How Image Uploads Work

  1. FarmBot takes a photo and stores it to disk.
  2. The device makes a POST request to /api/storage_auth, resulting in the creation of a Google Cloud Storage “Post Object” (see JSON example below).
  3. Perform an HTTP multipart POST request to the URL specified on post_object.url. Add an individual form data element to the HTTP request for each key/value pair in post_object.form_data. Don’t forget- file is a placeholder for the binary file data.
  4. Once you finish the first POST request, take the URL ( in this case) and POST it as JSON to the /api/images endpoint. The URL generated will serve as the attachment_url of the Image resource.
  5. After you finish the POST, the server will perform post processing and the image will be available at a new URL.
  6. You can delete the contents of temp1 on the bucket if too much space is being used.
  "verb": "POST",
  "url": "//",
  "form_data": {
    "key": "temp1/62d2273b-0f23-4768-8cfe-846d1bc409d7.jpg",
    "acl": "public-read",
    "Content-Type": "image/jpeg",
    "policy": "eyJle...NDAwMzJdXX0=",
    "signature": "Fw+XN...ODCGpg==",
    "GoogleAccessId": "foo@bar.baz",
  "instructions": "Send a 'from-data' request to the URL provided.Then POST the resulting URL as an 'attachment_url' (json) to api/images/."

Setting Up a New Bucket

  • Create a new keyfile
  • Create a bucket

Step I: Create Credentials

Start on this page

Select “Create credentials”

Select “Service account key”

Create a new service account with a “Storage Admin” role.

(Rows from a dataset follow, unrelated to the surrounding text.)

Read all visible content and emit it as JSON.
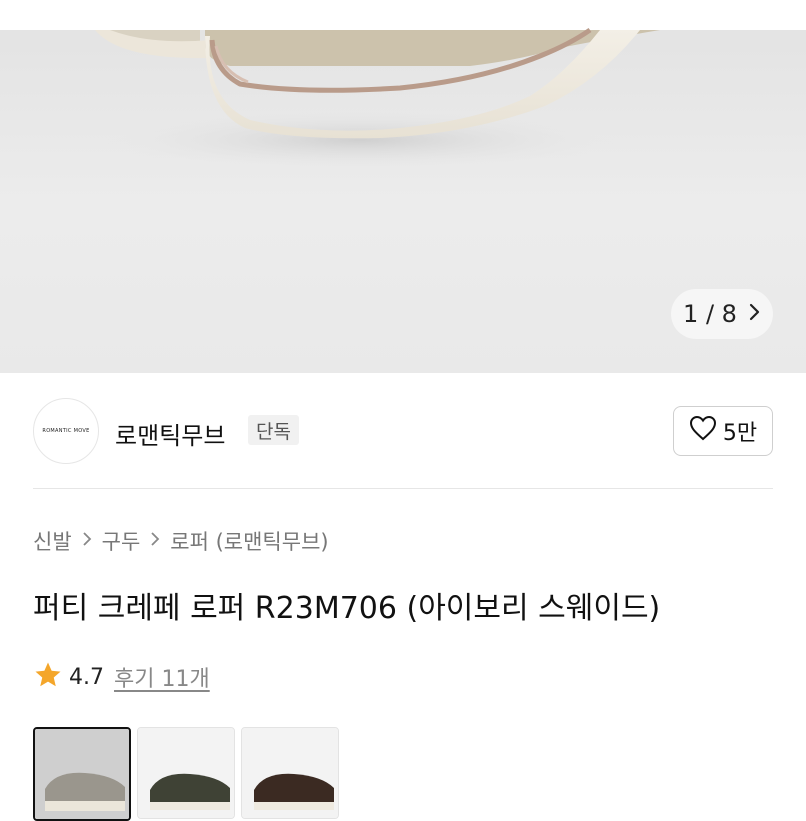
{
  "gallery": {
    "counter": "1 / 8",
    "next_icon": "chevron-right-icon"
  },
  "brand": {
    "logo_text": "ROMANTIC MOVE",
    "name": "로맨틱무브",
    "exclusive_badge": "단독",
    "like_count": "5만",
    "like_icon": "heart-outline-icon"
  },
  "breadcrumb": {
    "items": [
      "신발",
      "구두",
      "로퍼 (로맨틱무브)"
    ]
  },
  "product": {
    "title": "퍼티 크레페 로퍼 R23M706 (아이보리 스웨이드)"
  },
  "rating": {
    "score": "4.7",
    "reviews": "후기 11개",
    "star_color": "#F4A62A"
  },
  "colors": {
    "thumb_1": "#9a968d",
    "thumb_2": "#3f4235",
    "thumb_3": "#3b2a22"
  }
}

We want the “JSON” key type.

After clicking “Create”, you will be prompted to download a JSON file. Keep the file secure. Copy/paste this value into the GOOGLE_CLOUD_KEYFILE_JSON ENV variable. The name of this variable is significant. The "google-cloud-storage" gem will specifically look for this ENV, which means you can’t rename it. Now would also be a good time to set the GCS_PROJECT ENV variable.

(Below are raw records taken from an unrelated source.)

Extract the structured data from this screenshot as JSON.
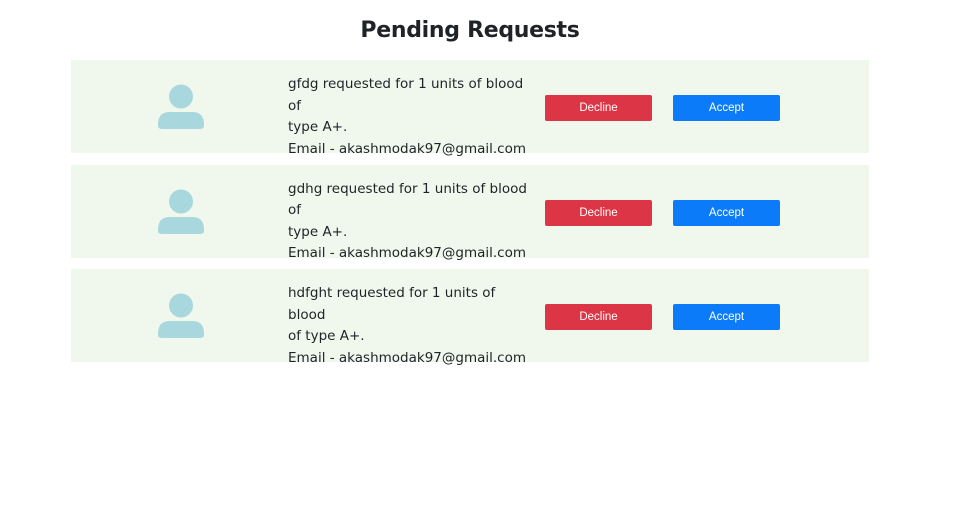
{
  "page": {
    "title": "Pending Requests"
  },
  "colors": {
    "card_background": "#f0f8ee",
    "avatar": "#a8d8dd",
    "decline": "#dc3545",
    "accept": "#0b7bfa"
  },
  "requests": [
    {
      "name": "gfdg",
      "message_line1": "gfdg requested for 1 units of blood of",
      "message_line2": "type A+.",
      "email_line": "Email - akashmodak97@gmail.com",
      "avatar_icon": "user-avatar-icon",
      "decline_label": "Decline",
      "accept_label": "Accept"
    },
    {
      "name": "gdhg",
      "message_line1": "gdhg requested for 1 units of blood of",
      "message_line2": "type A+.",
      "email_line": "Email - akashmodak97@gmail.com",
      "avatar_icon": "user-avatar-icon",
      "decline_label": "Decline",
      "accept_label": "Accept"
    },
    {
      "name": "hdfght",
      "message_line1": "hdfght requested for 1 units of blood",
      "message_line2": "of type A+.",
      "email_line": "Email - akashmodak97@gmail.com",
      "avatar_icon": "user-avatar-icon",
      "decline_label": "Decline",
      "accept_label": "Accept"
    }
  ]
}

Step II: Create a GCS Bucket


Pick a (public) name. Select “Multi regional”. Select “Object-level” permissions.

Once that is done, continue to next screen. You must now set the GCS_BUCKET to the name of the bucket. In this case, the bucket name is deleteme123.

The next step is to make the bucket publicly readable, otherwise, users will got 401 errors when attempting to download images.

Navigate to the “Permissions” tab of the “bucket details” page.

Click “Add Member.

Add “Storage Object Viewer” permission to user “allUsers”.

You will also need to add the previously-created service account to this bucket as an admin.